PROBLEM REQUIREMENTS: Each line in the listing below that contains "this" should be returned.

======== RECORDS TO PROCESS

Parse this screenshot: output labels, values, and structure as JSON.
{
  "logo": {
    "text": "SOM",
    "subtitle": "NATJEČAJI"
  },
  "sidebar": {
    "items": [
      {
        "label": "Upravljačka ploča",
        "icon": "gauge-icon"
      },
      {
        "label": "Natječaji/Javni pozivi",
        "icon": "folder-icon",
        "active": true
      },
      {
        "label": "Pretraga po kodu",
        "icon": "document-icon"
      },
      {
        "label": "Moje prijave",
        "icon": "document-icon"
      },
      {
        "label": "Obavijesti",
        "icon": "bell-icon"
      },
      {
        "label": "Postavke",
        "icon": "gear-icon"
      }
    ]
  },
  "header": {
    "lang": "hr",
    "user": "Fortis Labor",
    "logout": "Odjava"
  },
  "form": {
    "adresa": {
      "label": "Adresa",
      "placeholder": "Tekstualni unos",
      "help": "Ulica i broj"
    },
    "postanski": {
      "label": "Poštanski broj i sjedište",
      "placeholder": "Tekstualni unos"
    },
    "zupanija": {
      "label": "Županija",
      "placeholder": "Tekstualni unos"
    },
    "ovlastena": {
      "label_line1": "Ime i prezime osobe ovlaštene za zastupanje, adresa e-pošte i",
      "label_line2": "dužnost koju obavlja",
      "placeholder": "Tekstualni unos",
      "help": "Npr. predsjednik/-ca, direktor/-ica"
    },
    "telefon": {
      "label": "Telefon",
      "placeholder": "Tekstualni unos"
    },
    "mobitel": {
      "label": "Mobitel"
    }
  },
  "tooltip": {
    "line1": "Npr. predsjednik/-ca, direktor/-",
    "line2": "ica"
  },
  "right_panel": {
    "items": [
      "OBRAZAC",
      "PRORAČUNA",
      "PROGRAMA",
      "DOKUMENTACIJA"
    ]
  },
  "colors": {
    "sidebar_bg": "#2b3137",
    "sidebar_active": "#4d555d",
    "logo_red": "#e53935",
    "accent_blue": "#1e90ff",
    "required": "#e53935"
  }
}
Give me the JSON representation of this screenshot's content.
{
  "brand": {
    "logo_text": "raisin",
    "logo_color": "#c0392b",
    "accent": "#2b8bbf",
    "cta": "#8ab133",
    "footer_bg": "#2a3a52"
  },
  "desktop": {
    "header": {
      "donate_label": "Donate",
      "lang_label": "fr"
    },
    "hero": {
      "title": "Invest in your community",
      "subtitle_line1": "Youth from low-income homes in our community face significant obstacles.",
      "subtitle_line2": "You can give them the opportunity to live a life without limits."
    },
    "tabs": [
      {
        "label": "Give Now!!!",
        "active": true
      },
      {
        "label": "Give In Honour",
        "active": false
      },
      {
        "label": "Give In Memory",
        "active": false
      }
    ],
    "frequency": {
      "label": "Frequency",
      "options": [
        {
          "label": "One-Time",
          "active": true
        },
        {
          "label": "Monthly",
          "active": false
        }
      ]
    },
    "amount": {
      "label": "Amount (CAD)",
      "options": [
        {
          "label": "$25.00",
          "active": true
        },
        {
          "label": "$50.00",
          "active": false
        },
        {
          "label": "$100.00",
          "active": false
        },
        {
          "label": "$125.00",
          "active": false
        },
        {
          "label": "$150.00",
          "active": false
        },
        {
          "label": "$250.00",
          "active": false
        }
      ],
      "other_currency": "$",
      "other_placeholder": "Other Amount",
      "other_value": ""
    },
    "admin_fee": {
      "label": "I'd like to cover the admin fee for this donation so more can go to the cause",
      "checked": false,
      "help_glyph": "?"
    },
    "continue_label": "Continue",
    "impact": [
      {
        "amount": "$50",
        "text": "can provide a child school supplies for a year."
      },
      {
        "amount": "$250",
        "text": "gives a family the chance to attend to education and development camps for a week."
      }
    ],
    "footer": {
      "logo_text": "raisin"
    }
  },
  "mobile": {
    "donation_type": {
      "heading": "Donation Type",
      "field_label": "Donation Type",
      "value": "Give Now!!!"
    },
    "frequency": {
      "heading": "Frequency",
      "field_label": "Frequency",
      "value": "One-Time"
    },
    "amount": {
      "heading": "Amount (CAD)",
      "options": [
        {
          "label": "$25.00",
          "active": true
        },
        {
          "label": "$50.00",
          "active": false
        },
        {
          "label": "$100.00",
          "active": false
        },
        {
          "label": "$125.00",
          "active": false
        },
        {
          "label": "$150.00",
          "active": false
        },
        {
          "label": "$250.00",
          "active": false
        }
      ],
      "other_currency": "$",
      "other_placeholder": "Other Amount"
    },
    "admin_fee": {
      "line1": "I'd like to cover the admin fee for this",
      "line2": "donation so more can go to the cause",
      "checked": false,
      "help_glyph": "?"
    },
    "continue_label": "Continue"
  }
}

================

RESULT:
Parse this screenshot: output labels, values, and structure as JSON.
Give me the JSON representation of this screenshot's content.
      "label": "I'd like to cover the admin fee for this donation so more can go to the cause",
      "line1": "I'd like to cover the admin fee for this",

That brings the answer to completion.